• _Directions for this task_:
What is needed is an exact copy of every entry below.

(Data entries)
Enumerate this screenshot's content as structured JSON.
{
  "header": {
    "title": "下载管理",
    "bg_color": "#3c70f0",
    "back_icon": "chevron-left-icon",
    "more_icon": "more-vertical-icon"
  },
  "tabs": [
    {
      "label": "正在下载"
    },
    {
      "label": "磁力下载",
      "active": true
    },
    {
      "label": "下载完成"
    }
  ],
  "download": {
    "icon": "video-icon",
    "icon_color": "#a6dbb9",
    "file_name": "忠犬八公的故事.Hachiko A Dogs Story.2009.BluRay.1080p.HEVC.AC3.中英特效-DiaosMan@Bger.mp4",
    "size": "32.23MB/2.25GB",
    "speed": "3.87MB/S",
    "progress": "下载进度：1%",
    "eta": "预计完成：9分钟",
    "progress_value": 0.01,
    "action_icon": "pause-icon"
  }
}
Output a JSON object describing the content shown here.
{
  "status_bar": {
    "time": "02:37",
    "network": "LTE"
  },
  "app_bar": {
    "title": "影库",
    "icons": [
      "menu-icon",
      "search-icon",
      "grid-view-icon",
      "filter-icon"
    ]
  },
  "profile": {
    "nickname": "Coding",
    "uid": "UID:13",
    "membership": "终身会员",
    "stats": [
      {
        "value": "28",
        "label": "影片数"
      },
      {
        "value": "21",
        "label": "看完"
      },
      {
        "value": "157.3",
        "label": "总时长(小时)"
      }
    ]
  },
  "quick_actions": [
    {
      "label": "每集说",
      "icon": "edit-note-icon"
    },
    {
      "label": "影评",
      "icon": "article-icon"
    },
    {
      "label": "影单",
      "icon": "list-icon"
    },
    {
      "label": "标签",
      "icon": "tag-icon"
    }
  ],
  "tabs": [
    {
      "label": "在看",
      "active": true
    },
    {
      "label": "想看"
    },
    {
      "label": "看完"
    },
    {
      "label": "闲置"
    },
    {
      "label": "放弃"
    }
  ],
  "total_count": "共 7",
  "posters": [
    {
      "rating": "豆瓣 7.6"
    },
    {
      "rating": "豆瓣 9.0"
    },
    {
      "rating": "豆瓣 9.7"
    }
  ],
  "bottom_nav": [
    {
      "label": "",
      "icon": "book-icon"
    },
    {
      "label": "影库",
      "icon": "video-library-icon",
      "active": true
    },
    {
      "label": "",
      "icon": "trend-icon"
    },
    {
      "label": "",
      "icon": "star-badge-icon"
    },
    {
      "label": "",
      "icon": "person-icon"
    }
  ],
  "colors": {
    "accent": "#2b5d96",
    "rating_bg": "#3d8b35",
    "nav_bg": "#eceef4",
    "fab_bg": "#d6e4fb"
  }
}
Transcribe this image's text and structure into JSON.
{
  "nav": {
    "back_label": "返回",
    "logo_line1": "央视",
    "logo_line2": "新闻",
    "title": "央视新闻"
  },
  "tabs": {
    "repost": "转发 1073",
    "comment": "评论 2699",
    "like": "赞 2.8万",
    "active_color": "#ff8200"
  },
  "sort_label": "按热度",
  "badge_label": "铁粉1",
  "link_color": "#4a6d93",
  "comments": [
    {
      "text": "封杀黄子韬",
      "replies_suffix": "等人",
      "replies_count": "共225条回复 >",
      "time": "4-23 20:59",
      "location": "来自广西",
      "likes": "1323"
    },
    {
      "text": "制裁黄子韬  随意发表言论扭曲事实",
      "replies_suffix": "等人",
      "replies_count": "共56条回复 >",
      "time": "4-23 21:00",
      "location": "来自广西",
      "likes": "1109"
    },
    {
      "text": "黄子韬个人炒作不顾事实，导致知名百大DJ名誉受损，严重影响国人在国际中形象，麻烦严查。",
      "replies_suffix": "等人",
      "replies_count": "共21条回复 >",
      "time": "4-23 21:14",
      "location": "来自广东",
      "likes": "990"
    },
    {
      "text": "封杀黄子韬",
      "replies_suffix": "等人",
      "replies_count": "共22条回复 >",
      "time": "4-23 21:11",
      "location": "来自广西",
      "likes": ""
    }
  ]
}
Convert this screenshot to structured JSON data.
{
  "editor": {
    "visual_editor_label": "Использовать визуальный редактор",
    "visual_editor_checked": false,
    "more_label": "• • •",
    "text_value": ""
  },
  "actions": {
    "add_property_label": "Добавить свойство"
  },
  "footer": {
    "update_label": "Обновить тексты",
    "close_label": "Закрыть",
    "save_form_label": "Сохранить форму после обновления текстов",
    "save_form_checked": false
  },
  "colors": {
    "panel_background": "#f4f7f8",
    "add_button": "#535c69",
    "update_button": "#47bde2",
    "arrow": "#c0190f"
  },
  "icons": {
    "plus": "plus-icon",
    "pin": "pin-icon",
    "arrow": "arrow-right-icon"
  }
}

• _Solution to this problem_:
Enumerate this screenshot's content as structured JSON.
{
  "header": {
    "title": "下载管理",
    "bg_color": "#3c70f0",
    "back_icon": "chevron-left-icon",
    "more_icon": "more-vertical-icon"
  },
  "tabs": [
    {
      "label": "正在下载"
    },
    {
      "label": "磁力下载",
      "active": true
    },
    {
      "label": "下载完成"
    }
  ],
  "download": {
    "icon": "video-icon",
    "icon_color": "#a6dbb9",
    "file_name": "忠犬八公的故事.Hachiko A Dogs Story.2009.BluRay.1080p.HEVC.AC3.中英特效-DiaosMan@Bger.mp4",
    "size": "32.23MB/2.25GB",
    "speed": "3.87MB/S",
    "progress": "下载进度：1%",
    "eta": "预计完成：9分钟",
    "progress_value": 0.01,
    "action_icon": "pause-icon"
  }
}
Output a JSON object describing the content shown here.
{
  "status_bar": {
    "time": "02:37",
    "network": "LTE"
  },
  "app_bar": {
    "title": "影库",
    "icons": [
      "menu-icon",
      "search-icon",
      "grid-view-icon",
      "filter-icon"
    ]
  },
  "profile": {
    "nickname": "Coding",
    "uid": "UID:13",
    "membership": "终身会员",
    "stats": [
      {
        "value": "28",
        "label": "影片数"
      },
      {
        "value": "21",
        "label": "看完"
      },
      {
        "value": "157.3",
        "label": "总时长(小时)"
      }
    ]
  },
  "quick_actions": [
    {
      "label": "每集说",
      "icon": "edit-note-icon"
    },
    {
      "label": "影评",
      "icon": "article-icon"
    },
    {
      "label": "影单",
      "icon": "list-icon"
    },
    {
      "label": "标签",
      "icon": "tag-icon"
    }
  ],
  "tabs": [
    {
      "label": "在看",
      "active": true
    },
    {
      "label": "想看"
    },
    {
      "label": "看完"
    },
    {
      "label": "闲置"
    },
    {
      "label": "放弃"
    }
  ],
  "total_count": "共 7",
  "posters": [
    {
      "rating": "豆瓣 7.6"
    },
    {
      "rating": "豆瓣 9.0"
    },
    {
      "rating": "豆瓣 9.7"
    }
  ],
  "bottom_nav": [
    {
      "label": "",
      "icon": "book-icon"
    },
    {
      "label": "影库",
      "icon": "video-library-icon",
      "active": true
    },
    {
      "label": "",
      "icon": "trend-icon"
    },
    {
      "label": "",
      "icon": "star-badge-icon"
    },
    {
      "label": "",
      "icon": "person-icon"
    }
  ],
  "colors": {
    "accent": "#2b5d96",
    "rating_bg": "#3d8b35",
    "nav_bg": "#eceef4",
    "fab_bg": "#d6e4fb"
  }
}
Transcribe this image's text and structure into JSON.
{
  "nav": {
    "back_label": "返回",
    "logo_line1": "央视",
    "logo_line2": "新闻",
    "title": "央视新闻"
  },
  "tabs": {
    "repost": "转发 1073",
    "comment": "评论 2699",
    "like": "赞 2.8万",
    "active_color": "#ff8200"
  },
  "sort_label": "按热度",
  "badge_label": "铁粉1",
  "link_color": "#4a6d93",
  "comments": [
    {
      "text": "封杀黄子韬",
      "replies_suffix": "等人",
      "replies_count": "共225条回复 >",
      "time": "4-23 20:59",
      "location": "来自广西",
      "likes": "1323"
    },
    {
      "text": "制裁黄子韬  随意发表言论扭曲事实",
      "replies_suffix": "等人",
      "replies_count": "共56条回复 >",
      "time": "4-23 21:00",
      "location": "来自广西",
      "likes": "1109"
    },
    {
      "text": "黄子韬个人炒作不顾事实，导致知名百大DJ名誉受损，严重影响国人在国际中形象，麻烦严查。",
      "replies_suffix": "等人",
      "replies_count": "共21条回复 >",
      "time": "4-23 21:14",
      "location": "来自广东",
      "likes": "990"
    },
    {
      "text": "封杀黄子韬",
      "replies_suffix": "等人",
      "replies_count": "共22条回复 >",
      "time": "4-23 21:11",
      "location": "来自广西",
      "likes": ""
    }
  ]
}
Convert this screenshot to structured JSON data.
{
  "editor": {
    "visual_editor_label": "Использовать визуальный редактор",
    "visual_editor_checked": false,
    "more_label": "• • •",
    "text_value": ""
  },
  "actions": {
    "add_property_label": "Добавить свойство"
  },
  "footer": {
    "update_label": "Обновить тексты",
    "close_label": "Закрыть",
    "save_form_label": "Сохранить форму после обновления текстов",
    "save_form_checked": false
  },
  "colors": {
    "panel_background": "#f4f7f8",
    "add_button": "#535c69",
    "update_button": "#47bde2",
    "arrow": "#c0190f"
  },
  "icons": {
    "plus": "plus-icon",
    "pin": "pin-icon",
    "arrow": "arrow-right-icon"
  }
}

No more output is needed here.